The strike vote came after the faculty association and the College of DuPage Board of Trustees entered mediation. The two sides have been negotiating since March, and the most recent faculty union contract expired on Aug. 14, the release said.
The union said the board of trustees made an offer to have adjunct faculty to “fill in” for full-time faculty and posted 143 positions on the college website in anticipation of a strike. The union also said the board cut summer wages by $5,000 for most full-time faculty.
The union also accused the board failing to fix a pay freeze that has been in effect for three years, creating an “unfair subjective promotion system” using teacher evaluations that do not match up to current research, and “trying to add dozens of additional job duties to faculty job descriptions,” including “guaranteeing student self-esteem.”
In an open letter issued in Monday, College of DuPage President Dr. Brian W. Caputo wrote that the administration does not want a strike and believes one can be averted.
“A strike would serve no one’s interest,” Caputo wrote. “College officials are as focused as ever on bargaining in good faith and with urgency to reach a new contract.”
The letter said the college is seeking to implement additional teacher evaluation guidelines in the new union contract, and is seeking a promotional structure that “fully considers education level and experience.”
“To do otherwise would be a disservice to our students and our faculty, both current and future,” Caputo wrote.
Caputo further wrote that the college is investing in resources and facilities such as state-of-the-art labs and classrooms with enhanced technology – while being mindful of the fact that the college is taxpayer-supported, and that students bear the brunt of the college’s financial pressures, due to decreased state funding.

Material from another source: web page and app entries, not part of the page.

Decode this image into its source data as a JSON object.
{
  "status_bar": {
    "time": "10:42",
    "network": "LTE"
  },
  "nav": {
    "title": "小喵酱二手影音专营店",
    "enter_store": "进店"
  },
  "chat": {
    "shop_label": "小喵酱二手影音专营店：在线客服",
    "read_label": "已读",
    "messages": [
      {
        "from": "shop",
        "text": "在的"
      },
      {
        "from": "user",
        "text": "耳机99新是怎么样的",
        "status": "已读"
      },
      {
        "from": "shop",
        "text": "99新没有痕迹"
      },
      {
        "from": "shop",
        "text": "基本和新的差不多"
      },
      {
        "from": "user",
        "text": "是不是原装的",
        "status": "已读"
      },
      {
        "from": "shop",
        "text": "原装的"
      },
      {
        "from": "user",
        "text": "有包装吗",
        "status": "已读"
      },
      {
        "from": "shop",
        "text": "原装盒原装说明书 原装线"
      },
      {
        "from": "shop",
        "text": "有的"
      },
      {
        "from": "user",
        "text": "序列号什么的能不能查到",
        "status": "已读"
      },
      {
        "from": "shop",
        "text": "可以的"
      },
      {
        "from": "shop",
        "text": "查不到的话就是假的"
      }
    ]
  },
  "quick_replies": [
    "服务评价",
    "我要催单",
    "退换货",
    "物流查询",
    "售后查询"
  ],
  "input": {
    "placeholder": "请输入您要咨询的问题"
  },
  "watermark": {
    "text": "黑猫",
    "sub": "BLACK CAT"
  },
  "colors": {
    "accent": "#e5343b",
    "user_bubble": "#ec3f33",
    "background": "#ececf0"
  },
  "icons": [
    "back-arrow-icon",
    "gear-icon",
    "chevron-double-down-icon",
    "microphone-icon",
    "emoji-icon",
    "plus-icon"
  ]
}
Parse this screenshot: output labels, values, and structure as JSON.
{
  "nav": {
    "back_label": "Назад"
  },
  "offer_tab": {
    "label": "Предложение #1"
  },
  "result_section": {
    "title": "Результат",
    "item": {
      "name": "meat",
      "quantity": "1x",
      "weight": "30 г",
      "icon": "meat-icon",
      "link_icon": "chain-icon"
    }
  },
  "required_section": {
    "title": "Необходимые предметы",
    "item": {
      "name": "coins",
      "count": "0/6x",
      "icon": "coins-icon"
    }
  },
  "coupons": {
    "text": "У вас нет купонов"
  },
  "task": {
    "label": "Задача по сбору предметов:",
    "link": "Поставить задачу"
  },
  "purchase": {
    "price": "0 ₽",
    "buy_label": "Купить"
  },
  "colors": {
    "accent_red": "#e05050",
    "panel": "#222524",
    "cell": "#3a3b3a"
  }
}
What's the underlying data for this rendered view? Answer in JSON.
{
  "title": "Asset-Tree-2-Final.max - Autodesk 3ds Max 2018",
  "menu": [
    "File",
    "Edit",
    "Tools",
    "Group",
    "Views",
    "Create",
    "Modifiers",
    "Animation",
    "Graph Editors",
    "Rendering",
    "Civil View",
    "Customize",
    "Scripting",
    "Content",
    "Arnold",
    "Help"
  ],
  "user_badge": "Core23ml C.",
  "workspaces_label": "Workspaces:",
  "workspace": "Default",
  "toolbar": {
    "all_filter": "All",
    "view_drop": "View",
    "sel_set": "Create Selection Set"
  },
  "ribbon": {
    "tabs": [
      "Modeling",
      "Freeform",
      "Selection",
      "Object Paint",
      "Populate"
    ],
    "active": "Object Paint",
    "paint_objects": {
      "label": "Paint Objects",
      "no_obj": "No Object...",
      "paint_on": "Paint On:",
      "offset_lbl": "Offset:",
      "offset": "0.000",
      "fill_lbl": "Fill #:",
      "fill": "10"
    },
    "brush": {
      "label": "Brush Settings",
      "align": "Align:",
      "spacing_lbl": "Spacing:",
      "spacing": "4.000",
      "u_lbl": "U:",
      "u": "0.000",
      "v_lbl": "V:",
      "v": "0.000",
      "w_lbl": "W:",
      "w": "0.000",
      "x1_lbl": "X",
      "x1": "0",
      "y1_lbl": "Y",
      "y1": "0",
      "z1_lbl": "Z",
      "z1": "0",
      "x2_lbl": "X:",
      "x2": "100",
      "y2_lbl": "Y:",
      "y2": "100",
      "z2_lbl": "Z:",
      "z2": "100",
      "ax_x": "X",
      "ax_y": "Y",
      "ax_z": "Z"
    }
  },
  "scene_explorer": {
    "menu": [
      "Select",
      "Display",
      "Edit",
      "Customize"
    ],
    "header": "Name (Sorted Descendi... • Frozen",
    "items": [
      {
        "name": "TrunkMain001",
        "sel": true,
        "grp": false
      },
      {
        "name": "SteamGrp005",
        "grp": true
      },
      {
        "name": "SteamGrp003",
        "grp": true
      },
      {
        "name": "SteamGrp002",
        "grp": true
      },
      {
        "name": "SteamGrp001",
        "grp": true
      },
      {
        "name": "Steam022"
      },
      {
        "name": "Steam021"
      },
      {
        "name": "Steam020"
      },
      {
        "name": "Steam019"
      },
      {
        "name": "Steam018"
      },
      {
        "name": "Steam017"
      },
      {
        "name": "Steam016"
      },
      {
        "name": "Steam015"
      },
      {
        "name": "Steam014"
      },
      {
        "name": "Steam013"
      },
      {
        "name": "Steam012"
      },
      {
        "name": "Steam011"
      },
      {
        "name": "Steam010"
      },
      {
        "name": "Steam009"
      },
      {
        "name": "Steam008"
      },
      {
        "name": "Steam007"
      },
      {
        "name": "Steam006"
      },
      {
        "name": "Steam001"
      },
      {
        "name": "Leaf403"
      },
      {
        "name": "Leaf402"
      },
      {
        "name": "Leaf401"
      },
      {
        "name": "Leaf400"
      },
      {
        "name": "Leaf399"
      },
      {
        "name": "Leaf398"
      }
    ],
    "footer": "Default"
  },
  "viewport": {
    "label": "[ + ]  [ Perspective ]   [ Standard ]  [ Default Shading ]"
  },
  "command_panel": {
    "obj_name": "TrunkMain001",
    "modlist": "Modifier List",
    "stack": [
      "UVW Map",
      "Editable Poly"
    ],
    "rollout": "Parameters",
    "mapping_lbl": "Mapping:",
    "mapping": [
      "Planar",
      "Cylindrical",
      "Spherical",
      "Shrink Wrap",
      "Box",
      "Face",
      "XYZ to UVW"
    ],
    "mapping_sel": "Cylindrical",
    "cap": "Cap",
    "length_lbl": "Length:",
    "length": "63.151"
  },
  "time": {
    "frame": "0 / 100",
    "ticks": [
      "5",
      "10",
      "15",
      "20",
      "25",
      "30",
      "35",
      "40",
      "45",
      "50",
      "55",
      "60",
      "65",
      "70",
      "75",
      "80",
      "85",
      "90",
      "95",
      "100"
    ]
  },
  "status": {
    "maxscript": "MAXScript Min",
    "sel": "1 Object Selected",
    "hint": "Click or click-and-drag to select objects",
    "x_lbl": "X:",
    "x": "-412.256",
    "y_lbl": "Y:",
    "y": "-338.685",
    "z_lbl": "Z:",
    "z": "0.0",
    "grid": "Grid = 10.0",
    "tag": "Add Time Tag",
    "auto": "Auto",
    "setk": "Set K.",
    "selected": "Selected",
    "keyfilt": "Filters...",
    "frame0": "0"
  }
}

To go on strike, the union would need to give a 10-day intent to strike notice to the College of DuPage, the regional superintendent, and the Illinois Educational Labor Relations Board. No strike notice had been filed as of Tuesday night, the union said.